> [Prompt]:
Return every line of the listing that includes the string "rules".

::::

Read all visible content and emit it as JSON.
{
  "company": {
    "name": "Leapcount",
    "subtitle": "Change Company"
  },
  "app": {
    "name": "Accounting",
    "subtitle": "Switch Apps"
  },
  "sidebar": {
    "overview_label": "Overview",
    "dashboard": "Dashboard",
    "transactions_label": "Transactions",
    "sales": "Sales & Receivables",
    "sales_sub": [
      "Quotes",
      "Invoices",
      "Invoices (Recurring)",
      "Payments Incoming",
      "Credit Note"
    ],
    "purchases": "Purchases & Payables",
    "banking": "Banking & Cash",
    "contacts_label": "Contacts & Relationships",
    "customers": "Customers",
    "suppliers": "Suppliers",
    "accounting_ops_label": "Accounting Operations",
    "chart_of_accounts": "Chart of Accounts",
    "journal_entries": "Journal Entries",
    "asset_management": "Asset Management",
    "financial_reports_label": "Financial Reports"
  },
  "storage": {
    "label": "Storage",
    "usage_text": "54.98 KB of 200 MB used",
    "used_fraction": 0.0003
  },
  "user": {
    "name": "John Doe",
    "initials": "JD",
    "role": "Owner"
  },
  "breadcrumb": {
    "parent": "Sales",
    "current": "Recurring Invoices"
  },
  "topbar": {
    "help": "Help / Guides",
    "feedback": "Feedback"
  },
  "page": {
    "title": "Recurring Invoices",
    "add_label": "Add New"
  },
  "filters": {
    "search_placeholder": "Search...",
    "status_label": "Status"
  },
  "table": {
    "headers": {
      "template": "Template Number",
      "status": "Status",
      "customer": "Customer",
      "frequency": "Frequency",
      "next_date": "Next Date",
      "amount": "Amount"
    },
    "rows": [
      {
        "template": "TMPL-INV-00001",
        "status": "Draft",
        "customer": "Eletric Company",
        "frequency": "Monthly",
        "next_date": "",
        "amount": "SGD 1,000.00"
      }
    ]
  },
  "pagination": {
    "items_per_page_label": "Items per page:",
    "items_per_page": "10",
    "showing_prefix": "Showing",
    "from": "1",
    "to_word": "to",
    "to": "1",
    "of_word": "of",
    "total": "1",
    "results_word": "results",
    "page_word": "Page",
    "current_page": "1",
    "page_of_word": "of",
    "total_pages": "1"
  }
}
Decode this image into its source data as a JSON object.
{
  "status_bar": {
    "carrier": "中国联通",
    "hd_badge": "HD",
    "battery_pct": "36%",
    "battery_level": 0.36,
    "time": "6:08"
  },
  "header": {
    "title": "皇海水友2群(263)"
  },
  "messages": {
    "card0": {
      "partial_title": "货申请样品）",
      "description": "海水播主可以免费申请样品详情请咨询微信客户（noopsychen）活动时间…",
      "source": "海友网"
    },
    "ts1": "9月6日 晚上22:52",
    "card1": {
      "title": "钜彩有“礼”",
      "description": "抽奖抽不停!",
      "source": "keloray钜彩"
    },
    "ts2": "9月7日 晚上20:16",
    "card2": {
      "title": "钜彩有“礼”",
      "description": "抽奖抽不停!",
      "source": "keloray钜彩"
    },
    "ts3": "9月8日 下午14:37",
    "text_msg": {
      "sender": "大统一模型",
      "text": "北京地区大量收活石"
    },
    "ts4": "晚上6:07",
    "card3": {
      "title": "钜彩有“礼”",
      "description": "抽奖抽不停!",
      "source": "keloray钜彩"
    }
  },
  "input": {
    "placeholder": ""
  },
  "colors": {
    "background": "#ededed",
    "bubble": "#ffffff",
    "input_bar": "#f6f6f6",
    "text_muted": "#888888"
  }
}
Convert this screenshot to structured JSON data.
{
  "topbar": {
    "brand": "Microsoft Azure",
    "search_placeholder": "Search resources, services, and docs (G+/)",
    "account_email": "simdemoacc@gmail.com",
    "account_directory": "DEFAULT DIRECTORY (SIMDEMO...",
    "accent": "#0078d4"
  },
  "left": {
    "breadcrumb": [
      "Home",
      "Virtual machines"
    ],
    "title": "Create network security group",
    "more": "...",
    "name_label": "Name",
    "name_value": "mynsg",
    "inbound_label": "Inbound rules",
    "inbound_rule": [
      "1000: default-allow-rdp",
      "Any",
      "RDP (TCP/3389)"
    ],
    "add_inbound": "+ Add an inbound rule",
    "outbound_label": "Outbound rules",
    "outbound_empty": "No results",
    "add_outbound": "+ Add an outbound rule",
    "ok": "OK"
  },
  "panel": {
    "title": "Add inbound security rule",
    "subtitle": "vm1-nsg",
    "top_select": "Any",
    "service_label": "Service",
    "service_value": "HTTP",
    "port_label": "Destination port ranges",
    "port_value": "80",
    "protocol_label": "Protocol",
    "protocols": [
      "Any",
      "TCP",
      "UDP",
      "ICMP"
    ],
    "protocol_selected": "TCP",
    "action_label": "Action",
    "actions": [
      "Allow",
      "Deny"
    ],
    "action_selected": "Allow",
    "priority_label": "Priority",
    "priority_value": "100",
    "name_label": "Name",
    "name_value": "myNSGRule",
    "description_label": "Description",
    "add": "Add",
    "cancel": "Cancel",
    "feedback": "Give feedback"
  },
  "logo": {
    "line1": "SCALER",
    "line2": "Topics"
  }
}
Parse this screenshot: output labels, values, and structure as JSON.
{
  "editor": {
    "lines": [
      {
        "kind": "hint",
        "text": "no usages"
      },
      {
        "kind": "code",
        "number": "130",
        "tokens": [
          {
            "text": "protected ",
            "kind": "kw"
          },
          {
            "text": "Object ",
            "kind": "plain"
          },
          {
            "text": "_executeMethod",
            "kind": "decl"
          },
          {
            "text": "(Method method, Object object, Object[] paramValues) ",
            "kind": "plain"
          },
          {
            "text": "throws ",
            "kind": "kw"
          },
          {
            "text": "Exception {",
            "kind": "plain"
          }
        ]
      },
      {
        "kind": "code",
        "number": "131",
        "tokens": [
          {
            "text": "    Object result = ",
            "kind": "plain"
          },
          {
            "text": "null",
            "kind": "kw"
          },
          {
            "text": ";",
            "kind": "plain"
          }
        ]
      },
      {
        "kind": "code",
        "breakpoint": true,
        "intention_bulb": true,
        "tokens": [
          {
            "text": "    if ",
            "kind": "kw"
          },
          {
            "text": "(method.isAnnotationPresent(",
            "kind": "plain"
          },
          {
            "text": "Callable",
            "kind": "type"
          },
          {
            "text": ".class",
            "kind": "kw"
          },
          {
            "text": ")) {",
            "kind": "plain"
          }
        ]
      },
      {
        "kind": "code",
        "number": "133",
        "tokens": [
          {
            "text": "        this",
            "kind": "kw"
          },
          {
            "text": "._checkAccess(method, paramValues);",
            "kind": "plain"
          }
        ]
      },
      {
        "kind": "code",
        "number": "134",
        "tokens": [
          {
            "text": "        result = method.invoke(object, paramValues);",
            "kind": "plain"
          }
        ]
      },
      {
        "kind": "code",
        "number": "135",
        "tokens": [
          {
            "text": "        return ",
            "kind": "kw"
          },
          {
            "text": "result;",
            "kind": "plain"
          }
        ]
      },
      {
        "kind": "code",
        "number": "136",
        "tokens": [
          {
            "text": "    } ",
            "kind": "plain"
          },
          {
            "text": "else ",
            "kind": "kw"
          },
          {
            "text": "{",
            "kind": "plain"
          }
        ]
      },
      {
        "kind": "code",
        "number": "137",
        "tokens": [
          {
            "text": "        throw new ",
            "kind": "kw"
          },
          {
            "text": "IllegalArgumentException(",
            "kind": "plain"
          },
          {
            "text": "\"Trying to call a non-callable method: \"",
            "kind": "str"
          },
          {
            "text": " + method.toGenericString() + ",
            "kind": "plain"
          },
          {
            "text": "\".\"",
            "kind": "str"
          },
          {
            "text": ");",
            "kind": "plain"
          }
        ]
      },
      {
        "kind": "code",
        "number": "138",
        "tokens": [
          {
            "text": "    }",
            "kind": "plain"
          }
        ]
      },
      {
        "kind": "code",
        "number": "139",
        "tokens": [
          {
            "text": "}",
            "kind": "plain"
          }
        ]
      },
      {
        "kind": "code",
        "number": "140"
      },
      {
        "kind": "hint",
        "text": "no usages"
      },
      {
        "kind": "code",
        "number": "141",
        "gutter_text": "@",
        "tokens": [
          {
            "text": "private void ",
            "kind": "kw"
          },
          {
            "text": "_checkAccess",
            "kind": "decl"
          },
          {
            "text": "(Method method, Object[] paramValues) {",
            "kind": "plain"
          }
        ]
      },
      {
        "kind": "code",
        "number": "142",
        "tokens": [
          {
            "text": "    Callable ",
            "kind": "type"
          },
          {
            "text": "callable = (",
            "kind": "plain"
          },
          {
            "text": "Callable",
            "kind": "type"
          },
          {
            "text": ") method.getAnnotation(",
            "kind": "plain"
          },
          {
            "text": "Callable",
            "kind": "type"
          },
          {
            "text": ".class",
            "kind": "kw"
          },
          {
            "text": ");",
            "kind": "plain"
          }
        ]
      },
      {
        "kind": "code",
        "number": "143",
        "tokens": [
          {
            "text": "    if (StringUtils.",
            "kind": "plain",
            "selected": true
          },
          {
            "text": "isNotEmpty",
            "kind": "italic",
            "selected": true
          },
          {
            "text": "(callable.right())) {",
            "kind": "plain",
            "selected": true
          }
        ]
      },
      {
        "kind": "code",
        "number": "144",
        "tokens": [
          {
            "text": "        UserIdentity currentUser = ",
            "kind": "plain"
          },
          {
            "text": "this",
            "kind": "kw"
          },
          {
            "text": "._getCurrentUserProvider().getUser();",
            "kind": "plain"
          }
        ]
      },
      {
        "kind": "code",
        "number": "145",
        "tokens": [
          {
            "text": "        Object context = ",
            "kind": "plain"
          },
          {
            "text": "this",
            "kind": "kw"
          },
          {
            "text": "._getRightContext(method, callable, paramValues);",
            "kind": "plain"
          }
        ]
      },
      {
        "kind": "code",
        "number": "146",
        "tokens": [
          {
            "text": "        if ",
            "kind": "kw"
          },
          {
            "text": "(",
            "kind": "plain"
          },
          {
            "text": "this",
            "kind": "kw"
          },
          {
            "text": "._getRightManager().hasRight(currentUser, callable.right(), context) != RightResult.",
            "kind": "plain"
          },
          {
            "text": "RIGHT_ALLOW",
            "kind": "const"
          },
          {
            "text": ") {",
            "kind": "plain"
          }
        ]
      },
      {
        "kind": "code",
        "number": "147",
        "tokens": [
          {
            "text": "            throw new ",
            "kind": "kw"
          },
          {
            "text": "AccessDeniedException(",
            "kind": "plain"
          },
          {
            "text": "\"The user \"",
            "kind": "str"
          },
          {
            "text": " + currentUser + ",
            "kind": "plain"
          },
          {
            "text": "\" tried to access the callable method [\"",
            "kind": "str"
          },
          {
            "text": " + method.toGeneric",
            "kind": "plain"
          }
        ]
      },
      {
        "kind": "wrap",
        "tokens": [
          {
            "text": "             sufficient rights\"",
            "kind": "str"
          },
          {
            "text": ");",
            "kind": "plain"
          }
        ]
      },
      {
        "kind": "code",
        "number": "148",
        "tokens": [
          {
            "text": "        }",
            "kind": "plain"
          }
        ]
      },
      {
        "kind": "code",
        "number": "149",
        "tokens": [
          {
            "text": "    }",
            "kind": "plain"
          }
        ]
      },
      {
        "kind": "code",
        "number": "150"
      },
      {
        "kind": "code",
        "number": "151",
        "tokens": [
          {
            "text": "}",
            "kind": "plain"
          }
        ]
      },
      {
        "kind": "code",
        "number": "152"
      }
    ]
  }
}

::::

> [Answer for this exercise]:
    "inbound_label": "Inbound rules",
    "outbound_label": "Outbound rules",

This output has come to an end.